Material for the task below:

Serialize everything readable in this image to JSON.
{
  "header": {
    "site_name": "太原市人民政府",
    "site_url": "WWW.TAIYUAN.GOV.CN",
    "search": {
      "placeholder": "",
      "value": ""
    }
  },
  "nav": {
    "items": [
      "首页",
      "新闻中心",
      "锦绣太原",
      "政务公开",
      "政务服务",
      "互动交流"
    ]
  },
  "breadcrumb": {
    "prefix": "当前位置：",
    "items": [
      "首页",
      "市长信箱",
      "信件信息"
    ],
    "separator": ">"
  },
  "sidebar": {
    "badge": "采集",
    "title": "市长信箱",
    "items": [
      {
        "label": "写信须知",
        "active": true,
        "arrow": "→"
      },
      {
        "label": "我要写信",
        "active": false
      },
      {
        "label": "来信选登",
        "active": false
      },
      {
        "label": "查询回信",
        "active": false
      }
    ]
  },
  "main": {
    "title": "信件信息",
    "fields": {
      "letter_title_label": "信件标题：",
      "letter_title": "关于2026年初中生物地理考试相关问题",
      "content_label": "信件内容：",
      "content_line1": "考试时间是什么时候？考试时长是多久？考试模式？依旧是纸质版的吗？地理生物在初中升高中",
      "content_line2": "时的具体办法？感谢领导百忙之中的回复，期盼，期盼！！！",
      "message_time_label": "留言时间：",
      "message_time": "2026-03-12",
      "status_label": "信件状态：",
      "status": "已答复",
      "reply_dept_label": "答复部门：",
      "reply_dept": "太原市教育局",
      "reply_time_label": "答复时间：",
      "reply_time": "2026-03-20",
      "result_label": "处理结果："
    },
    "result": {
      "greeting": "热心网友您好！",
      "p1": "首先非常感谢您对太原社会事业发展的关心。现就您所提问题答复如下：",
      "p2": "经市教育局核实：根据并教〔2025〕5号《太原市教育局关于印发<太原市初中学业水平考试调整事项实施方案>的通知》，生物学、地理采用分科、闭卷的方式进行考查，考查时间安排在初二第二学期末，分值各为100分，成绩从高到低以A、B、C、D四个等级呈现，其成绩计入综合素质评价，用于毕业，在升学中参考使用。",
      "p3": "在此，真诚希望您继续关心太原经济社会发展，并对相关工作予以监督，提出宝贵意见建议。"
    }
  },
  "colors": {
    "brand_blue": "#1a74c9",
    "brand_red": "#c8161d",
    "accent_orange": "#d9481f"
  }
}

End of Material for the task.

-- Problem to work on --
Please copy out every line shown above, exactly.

-- Reply --
Serialize everything readable in this image to JSON.
{
  "header": {
    "site_name": "太原市人民政府",
    "site_url": "WWW.TAIYUAN.GOV.CN",
    "search": {
      "placeholder": "",
      "value": ""
    }
  },
  "nav": {
    "items": [
      "首页",
      "新闻中心",
      "锦绣太原",
      "政务公开",
      "政务服务",
      "互动交流"
    ]
  },
  "breadcrumb": {
    "prefix": "当前位置：",
    "items": [
      "首页",
      "市长信箱",
      "信件信息"
    ],
    "separator": ">"
  },
  "sidebar": {
    "badge": "采集",
    "title": "市长信箱",
    "items": [
      {
        "label": "写信须知",
        "active": true,
        "arrow": "→"
      },
      {
        "label": "我要写信",
        "active": false
      },
      {
        "label": "来信选登",
        "active": false
      },
      {
        "label": "查询回信",
        "active": false
      }
    ]
  },
  "main": {
    "title": "信件信息",
    "fields": {
      "letter_title_label": "信件标题：",
      "letter_title": "关于2026年初中生物地理考试相关问题",
      "content_label": "信件内容：",
      "content_line1": "考试时间是什么时候？考试时长是多久？考试模式？依旧是纸质版的吗？地理生物在初中升高中",
      "content_line2": "时的具体办法？感谢领导百忙之中的回复，期盼，期盼！！！",
      "message_time_label": "留言时间：",
      "message_time": "2026-03-12",
      "status_label": "信件状态：",
      "status": "已答复",
      "reply_dept_label": "答复部门：",
      "reply_dept": "太原市教育局",
      "reply_time_label": "答复时间：",
      "reply_time": "2026-03-20",
      "result_label": "处理结果："
    },
    "result": {
      "greeting": "热心网友您好！",
      "p1": "首先非常感谢您对太原社会事业发展的关心。现就您所提问题答复如下：",
      "p2": "经市教育局核实：根据并教〔2025〕5号《太原市教育局关于印发<太原市初中学业水平考试调整事项实施方案>的通知》，生物学、地理采用分科、闭卷的方式进行考查，考查时间安排在初二第二学期末，分值各为100分，成绩从高到低以A、B、C、D四个等级呈现，其成绩计入综合素质评价，用于毕业，在升学中参考使用。",
      "p3": "在此，真诚希望您继续关心太原经济社会发展，并对相关工作予以监督，提出宝贵意见建议。"
    }
  },
  "colors": {
    "brand_blue": "#1a74c9",
    "brand_red": "#c8161d",
    "accent_orange": "#d9481f"
  }
}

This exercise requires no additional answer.